---------- SOURCE INFORMATION ----------

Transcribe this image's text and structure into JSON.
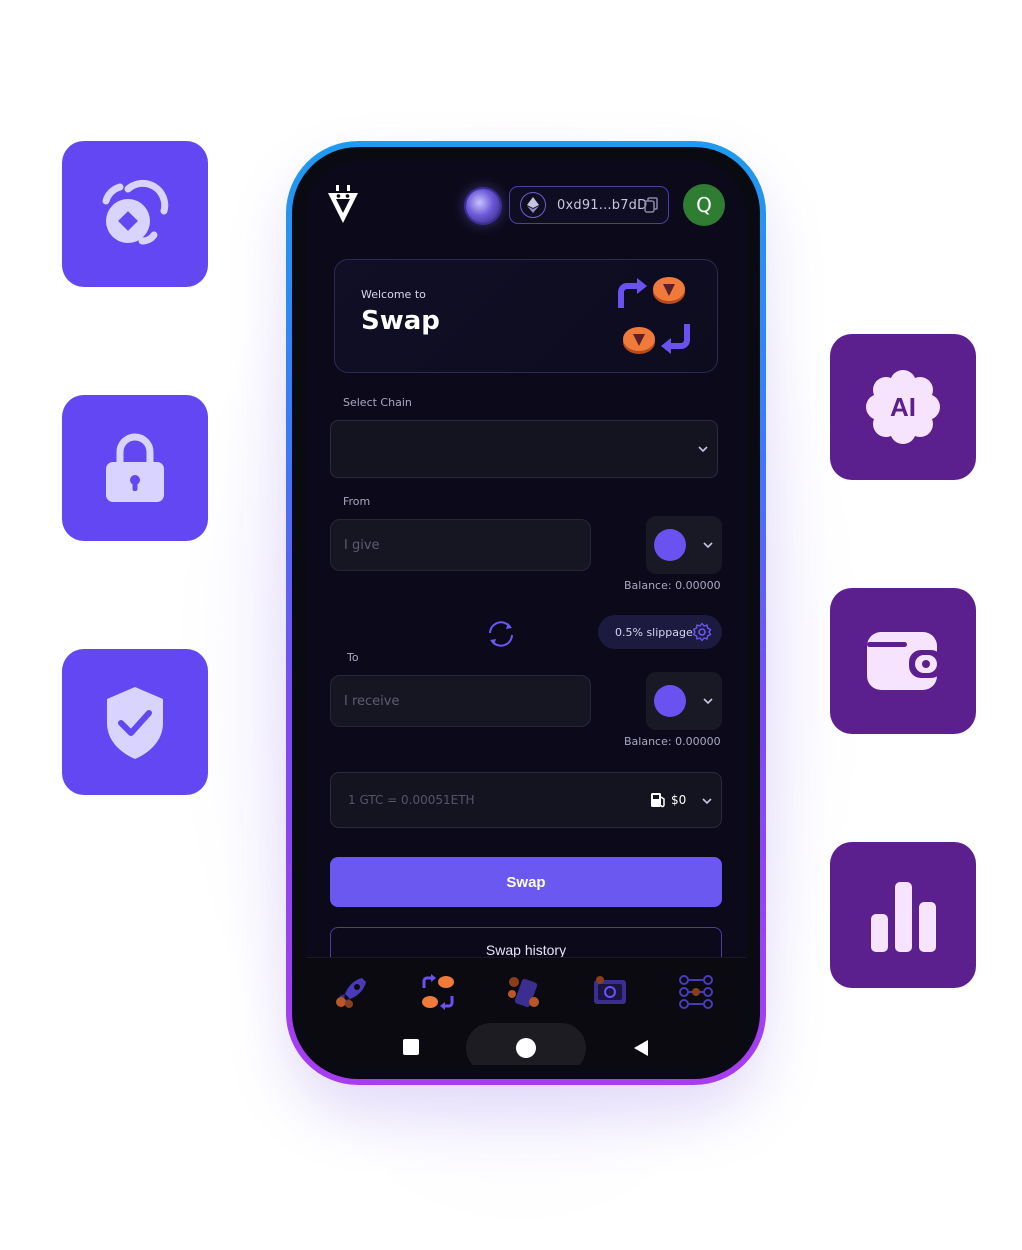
{
  "header": {
    "wallet_address": "0xd91...b7dD",
    "user_initial": "Q"
  },
  "welcome": {
    "small": "Welcome to",
    "title": "Swap"
  },
  "form": {
    "select_chain_label": "Select Chain",
    "select_chain_value": "",
    "from_label": "From",
    "from_placeholder": "I give",
    "from_balance": "Balance: 0.00000",
    "slippage": "0.5% slippage",
    "to_label": "To",
    "to_placeholder": "I receive",
    "to_balance": "Balance: 0.00000",
    "rate": "1 GTC = 0.00051ETH",
    "gas_value": "$0",
    "swap_button": "Swap",
    "history_button": "Swap history"
  },
  "feature_tiles": [
    {
      "icon": "coin-swap-icon",
      "color": "#6347f2"
    },
    {
      "icon": "lock-icon",
      "color": "#6347f2"
    },
    {
      "icon": "shield-check-icon",
      "color": "#6347f2"
    },
    {
      "icon": "ai-icon",
      "color": "#5b1f8e",
      "label": "AI"
    },
    {
      "icon": "wallet-icon",
      "color": "#5b1f8e"
    },
    {
      "icon": "bar-chart-icon",
      "color": "#5b1f8e"
    }
  ],
  "bottom_nav": [
    {
      "icon": "rocket-icon"
    },
    {
      "icon": "swap-coins-icon"
    },
    {
      "icon": "phone-coins-icon"
    },
    {
      "icon": "vault-icon"
    },
    {
      "icon": "network-icon"
    }
  ],
  "colors": {
    "accent": "#6a58f0",
    "tile_blue": "#6347f2",
    "tile_purple": "#5b1f8e",
    "avatar_green": "#2e7d32"
  }
}
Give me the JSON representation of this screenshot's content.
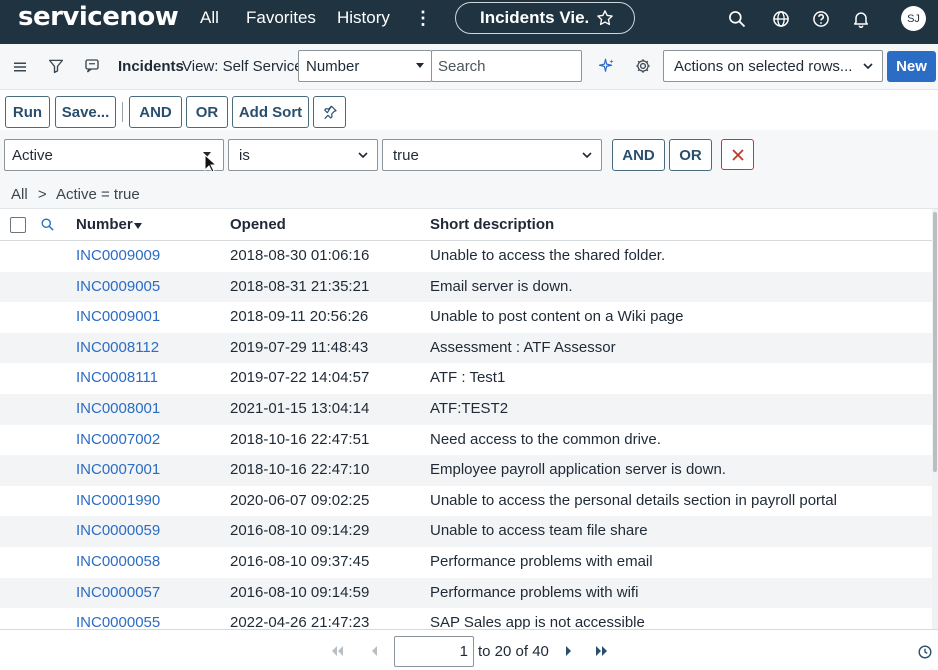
{
  "topnav": {
    "logo": "servicenow",
    "all": "All",
    "favorites": "Favorites",
    "history": "History",
    "more": "⋮",
    "pill_label": "Incidents Vie...",
    "avatar_initials": "SJ"
  },
  "listbar": {
    "title": "Incidents",
    "view": "View: Self Service",
    "field_select": "Number",
    "search_placeholder": "Search",
    "actions_select": "Actions on selected rows...",
    "new_button": "New"
  },
  "toolbar": {
    "run": "Run",
    "save": "Save...",
    "and": "AND",
    "or": "OR",
    "add_sort": "Add Sort"
  },
  "condition": {
    "field": "Active",
    "operator": "is",
    "value": "true",
    "and": "AND",
    "or": "OR"
  },
  "breadcrumb": {
    "all": "All",
    "separator": ">",
    "filter": "Active = true"
  },
  "table": {
    "headers": {
      "number": "Number",
      "opened": "Opened",
      "short_description": "Short description"
    },
    "rows": [
      {
        "number": "INC0009009",
        "opened": "2018-08-30 01:06:16",
        "desc": "Unable to access the shared folder."
      },
      {
        "number": "INC0009005",
        "opened": "2018-08-31 21:35:21",
        "desc": "Email server is down."
      },
      {
        "number": "INC0009001",
        "opened": "2018-09-11 20:56:26",
        "desc": "Unable to post content on a Wiki page"
      },
      {
        "number": "INC0008112",
        "opened": "2019-07-29 11:48:43",
        "desc": "Assessment : ATF Assessor"
      },
      {
        "number": "INC0008111",
        "opened": "2019-07-22 14:04:57",
        "desc": "ATF : Test1"
      },
      {
        "number": "INC0008001",
        "opened": "2021-01-15 13:04:14",
        "desc": "ATF:TEST2"
      },
      {
        "number": "INC0007002",
        "opened": "2018-10-16 22:47:51",
        "desc": "Need access to the common drive."
      },
      {
        "number": "INC0007001",
        "opened": "2018-10-16 22:47:10",
        "desc": "Employee payroll application server is down."
      },
      {
        "number": "INC0001990",
        "opened": "2020-06-07 09:02:25",
        "desc": "Unable to access the personal details section in payroll portal"
      },
      {
        "number": "INC0000059",
        "opened": "2016-08-10 09:14:29",
        "desc": "Unable to access team file share"
      },
      {
        "number": "INC0000058",
        "opened": "2016-08-10 09:37:45",
        "desc": "Performance problems with email"
      },
      {
        "number": "INC0000057",
        "opened": "2016-08-10 09:14:59",
        "desc": "Performance problems with wifi"
      },
      {
        "number": "INC0000055",
        "opened": "2022-04-26 21:47:23",
        "desc": "SAP Sales app is not accessible"
      }
    ]
  },
  "pager": {
    "current": "1",
    "range_text": "to 20 of 40"
  },
  "colors": {
    "nav_bg": "#1f3340",
    "link": "#2b6cc4",
    "accent_button": "#2b6cc4",
    "remove_red": "#c0392b"
  }
}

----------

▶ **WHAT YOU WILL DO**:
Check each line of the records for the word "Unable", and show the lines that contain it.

▶ **RESPONSE TO THE EXERCISE**:
        "desc": "Unable to access the shared folder."
        "desc": "Unable to post content on a Wiki page"
        "desc": "Unable to access the personal details section in payroll portal"
        "desc": "Unable to access team file share"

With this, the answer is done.